When tragedy strikes, our reaction is fairly standard: gain new information about the incident, find the motive, discuss how the tragedy occurred and comfort the grieving. However, there are many who use tragedy to gain political leverage to advance their particular political goals. While understandable that new legislation requires discussion about issues our nation faces, using personal tragedy to advance political ideologies is not only taking advantage of tragedies, but it can also result in the infringement of civil liberties and even allow statist — even totalitarian — ideas or ideologies to proliferate.
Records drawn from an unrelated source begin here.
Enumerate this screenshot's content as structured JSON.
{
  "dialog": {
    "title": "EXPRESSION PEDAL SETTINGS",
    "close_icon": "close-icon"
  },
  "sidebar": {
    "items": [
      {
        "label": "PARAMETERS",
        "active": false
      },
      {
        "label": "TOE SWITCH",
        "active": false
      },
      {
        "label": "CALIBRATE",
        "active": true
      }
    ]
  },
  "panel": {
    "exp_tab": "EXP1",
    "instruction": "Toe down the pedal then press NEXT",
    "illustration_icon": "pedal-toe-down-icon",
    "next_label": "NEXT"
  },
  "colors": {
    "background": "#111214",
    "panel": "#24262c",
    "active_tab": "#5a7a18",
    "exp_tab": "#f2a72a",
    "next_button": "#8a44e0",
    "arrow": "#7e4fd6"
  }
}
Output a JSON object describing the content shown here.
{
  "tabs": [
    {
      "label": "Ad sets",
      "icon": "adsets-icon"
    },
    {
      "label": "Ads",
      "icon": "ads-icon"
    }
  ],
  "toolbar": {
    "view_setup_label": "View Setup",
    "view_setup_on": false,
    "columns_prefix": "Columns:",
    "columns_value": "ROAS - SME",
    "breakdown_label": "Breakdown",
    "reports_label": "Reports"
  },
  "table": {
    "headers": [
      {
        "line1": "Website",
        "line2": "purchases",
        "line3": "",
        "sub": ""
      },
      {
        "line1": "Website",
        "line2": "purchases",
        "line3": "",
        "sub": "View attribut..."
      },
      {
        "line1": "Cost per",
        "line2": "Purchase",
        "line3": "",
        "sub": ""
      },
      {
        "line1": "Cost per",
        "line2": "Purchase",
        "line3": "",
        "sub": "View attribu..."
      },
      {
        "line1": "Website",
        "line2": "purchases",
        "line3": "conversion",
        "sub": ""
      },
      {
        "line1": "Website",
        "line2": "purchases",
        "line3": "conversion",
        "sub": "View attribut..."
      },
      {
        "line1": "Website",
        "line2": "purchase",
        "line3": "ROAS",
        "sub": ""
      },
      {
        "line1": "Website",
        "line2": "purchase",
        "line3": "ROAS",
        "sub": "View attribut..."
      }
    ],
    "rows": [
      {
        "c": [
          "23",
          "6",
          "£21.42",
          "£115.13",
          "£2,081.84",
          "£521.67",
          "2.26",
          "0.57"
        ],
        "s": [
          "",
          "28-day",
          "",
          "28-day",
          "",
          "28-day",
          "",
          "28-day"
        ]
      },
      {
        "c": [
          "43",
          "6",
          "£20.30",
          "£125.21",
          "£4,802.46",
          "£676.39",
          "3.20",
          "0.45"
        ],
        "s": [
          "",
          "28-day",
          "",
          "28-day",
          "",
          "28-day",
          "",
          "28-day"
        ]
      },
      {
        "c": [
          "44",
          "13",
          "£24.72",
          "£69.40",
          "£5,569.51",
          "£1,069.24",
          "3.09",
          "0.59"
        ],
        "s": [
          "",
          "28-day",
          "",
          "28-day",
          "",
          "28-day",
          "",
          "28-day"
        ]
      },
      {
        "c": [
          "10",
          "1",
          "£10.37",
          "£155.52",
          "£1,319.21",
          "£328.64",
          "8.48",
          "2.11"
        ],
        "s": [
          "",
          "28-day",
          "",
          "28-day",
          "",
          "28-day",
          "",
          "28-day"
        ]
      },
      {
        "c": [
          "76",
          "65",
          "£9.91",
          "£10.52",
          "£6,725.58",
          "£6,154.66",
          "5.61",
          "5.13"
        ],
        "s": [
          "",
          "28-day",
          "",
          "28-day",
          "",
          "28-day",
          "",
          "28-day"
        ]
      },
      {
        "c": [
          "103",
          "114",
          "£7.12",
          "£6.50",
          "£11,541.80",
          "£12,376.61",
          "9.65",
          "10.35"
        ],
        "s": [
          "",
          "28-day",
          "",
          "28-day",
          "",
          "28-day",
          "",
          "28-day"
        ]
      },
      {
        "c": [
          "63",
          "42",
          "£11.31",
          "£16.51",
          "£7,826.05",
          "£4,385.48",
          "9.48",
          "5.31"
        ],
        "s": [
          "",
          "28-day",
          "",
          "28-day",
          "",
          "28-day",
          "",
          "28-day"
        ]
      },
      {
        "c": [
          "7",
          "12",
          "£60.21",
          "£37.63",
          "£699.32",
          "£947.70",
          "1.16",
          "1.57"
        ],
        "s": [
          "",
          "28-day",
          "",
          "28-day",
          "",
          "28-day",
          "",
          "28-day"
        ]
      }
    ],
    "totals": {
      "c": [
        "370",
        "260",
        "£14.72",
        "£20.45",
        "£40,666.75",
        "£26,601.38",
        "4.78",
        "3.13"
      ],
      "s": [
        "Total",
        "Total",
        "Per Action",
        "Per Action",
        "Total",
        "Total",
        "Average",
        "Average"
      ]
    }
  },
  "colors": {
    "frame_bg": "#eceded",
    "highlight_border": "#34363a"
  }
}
Perhaps the most famous case in the past two decades is the Patriot Act. Shortly after 9/11, congress implemented and passed the Patriot Act. This act allowed three-letter agencies — such as the NSA or the FBI — to expand their power and ability to conduct surveillance on both foreign individuals and U.S. citizens. It has become infamous as an unconstitutional legislation that has allowed the government to domestically spy on Americans at will for over a decade. They conduct surveillance, track via GPS, and make arrests without warrants. This act was opportunistically passed just over a month after 9/11.

An older case — and probably more vilified in the eyes of history — is the Reichstag fire of 1933. The budding National Socialist Party captured and convicted a communist arsonist found near the fire for burning down the Reichstag — the legislative building of Germany — and blamed it on Communists as a whole, attempting to overthrow the government. Several communist figureheads were imprisoned and executed, and Adolf Hitler used the emergency powers act — just one month into his chancellery — to acquire powers that suspended many civil liberties. This is an infamous event as it was responsible for the Nazi’s ability to concentrate power in the German government and attain ultimate, unilateral control of the government. The rest, as they say, is history.

While one can say that these events are rather rare and unlikely, we should be hesitant to consider eroding or confining what civil liberties we have due to rare or unlikely events. It is exactly these types of knee-jerk reactions that can result in the government acquiring more power than it should, and can result in some of the greatest human tragedies that have befallen mankind. Rather, we should comfort the grieving and search for more realistic solutions to preventing tragedy than over-legislating what rights others should or shouldn’t have.